[SUPPLIED ENTRIES Boundary: Start]
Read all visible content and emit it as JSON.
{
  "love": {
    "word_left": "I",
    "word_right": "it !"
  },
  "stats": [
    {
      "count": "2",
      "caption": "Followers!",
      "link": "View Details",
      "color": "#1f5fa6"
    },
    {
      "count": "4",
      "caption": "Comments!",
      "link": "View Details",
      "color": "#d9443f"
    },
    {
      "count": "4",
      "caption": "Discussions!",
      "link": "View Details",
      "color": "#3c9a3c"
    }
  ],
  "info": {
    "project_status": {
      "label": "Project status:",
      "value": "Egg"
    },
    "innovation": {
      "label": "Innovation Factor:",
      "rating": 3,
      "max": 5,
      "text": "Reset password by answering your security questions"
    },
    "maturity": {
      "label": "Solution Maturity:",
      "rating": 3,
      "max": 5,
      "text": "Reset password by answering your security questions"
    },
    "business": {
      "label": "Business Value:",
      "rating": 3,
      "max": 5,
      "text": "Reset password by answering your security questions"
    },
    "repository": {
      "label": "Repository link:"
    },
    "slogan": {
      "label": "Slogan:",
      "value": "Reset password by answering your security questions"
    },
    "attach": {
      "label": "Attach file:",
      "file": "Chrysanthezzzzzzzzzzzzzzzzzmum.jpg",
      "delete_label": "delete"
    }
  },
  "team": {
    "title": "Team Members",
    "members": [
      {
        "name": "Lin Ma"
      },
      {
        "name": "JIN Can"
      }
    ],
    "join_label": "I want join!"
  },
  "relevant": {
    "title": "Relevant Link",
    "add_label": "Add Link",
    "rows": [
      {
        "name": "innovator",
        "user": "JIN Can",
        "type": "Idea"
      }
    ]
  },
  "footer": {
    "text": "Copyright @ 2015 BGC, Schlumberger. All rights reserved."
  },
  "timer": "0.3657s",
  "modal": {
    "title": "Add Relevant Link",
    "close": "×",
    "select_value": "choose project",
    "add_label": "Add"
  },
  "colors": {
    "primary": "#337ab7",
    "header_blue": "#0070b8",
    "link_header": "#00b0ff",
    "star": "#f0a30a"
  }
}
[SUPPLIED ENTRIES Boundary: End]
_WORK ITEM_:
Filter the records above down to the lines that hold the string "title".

_OUTPUT OF THE TASK_:
    "title": "Team Members",
    "title": "Relevant Link",
    "title": "Add Relevant Link",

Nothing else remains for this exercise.